Wednesday, February 19, 2014

The Hangman's Daughter by Oliver Potzsch

The Hangman's Daughter by Oliver Potzsch was a wondrful look at life in small town Bavaria during the 17th century. The main character, a hangman descended from a line of hangmen named Jakob Kuisl, is kind hearted, common sensed, and hard working. He is intelligent and views his profession with a sense of realism. He privately struggles with the demons of his trade by drinking heavily in private.

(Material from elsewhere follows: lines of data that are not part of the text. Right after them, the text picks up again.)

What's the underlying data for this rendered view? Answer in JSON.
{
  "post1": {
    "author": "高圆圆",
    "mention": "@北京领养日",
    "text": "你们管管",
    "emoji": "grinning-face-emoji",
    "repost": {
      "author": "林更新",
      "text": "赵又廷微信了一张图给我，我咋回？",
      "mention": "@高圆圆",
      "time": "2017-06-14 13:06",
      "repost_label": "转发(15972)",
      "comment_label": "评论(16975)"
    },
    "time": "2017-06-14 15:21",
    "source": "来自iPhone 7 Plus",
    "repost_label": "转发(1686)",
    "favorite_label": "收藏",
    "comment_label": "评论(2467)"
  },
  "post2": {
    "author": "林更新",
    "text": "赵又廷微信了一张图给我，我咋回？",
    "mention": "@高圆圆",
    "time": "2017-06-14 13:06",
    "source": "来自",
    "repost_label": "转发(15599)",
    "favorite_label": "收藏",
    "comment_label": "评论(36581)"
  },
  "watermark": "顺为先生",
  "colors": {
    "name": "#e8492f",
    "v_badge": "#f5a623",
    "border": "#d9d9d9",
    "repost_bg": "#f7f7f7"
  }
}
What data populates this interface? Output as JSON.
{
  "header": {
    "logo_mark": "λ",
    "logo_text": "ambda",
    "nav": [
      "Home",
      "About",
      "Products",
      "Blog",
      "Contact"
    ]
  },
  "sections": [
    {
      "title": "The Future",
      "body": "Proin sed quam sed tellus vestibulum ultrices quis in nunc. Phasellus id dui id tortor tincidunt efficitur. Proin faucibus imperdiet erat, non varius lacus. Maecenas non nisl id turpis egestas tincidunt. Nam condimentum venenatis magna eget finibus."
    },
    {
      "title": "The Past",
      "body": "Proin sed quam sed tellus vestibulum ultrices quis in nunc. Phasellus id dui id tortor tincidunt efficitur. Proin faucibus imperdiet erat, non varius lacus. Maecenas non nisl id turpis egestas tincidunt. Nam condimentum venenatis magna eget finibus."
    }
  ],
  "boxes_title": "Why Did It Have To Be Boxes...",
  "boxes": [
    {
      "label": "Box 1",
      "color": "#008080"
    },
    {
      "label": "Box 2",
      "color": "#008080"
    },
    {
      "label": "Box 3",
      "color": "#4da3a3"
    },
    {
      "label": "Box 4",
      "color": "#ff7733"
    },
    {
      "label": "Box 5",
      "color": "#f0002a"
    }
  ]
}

When he isn't torturing a suspected criminal for a confession or executing the convicted he is a healer of sorts creating potions and medicines cheaper than the town doctor. 

Jakob works with the son of the town doctor, Simon, a school educate doctor (albeit not graduated) unlike his father who never went to university to study medicine. The pair work together to solve the murder of children and prove the local midwife is falsely accused of both the murders and of wichcraft.

The title of the book comes from Jakob's daughter, Magdalena, who is a midwife in training but is stubborn like her father. She and Simon have an unapproved, discouraged, courtship as hangmen families are pariah. Much like her father Magdalena views the world in a practical sense and doesn't get caught up in hysteria. She provides the bridge between the two heroes and aids when she can.

In the end the Magdalena is abducted by the villain to force Jakob to find answers. The tale spins around old views, class struggles, and a town living more in the past than moving to the future. The town elders want a witches confession retrieved by the hangman before the Count's secretary arrives and the hangman isfighting against time to learn the truth.   

While many people found parts of the book tedious and some of the language out of place I lovedthe immersion into Bavarian culture of the time wonderful. Onto The Dark Monk, thenext book in the Series!

Friday, February 14, 2014

Terra Incognita by Ruth Downie

Ruth Downie once again lead me on a wonderful trip through Roman Britain. Her description of life during this era is simply wonderful. The main character, Ruso, volunteers to join an expidition north towards the eventual line of a finished Hadrian's Wall and again finds himself looking into another odd murder. Along the way his housekeeper, a native he calls Tilla, rediscovers her native people and an old lover. Ruso, Tilla, and a host of Romans and Britains all spin in circles either looking for or trying to hide the truth of the murder. Meanwhile Tilla's rediscovery of her people, her childhood home, and her less than scrupulous uncle  cause mixed feelings and come between Tilla and Ruso. Murder, marriage, and a clash of cultures continue in this wonderful story by an outstanding author.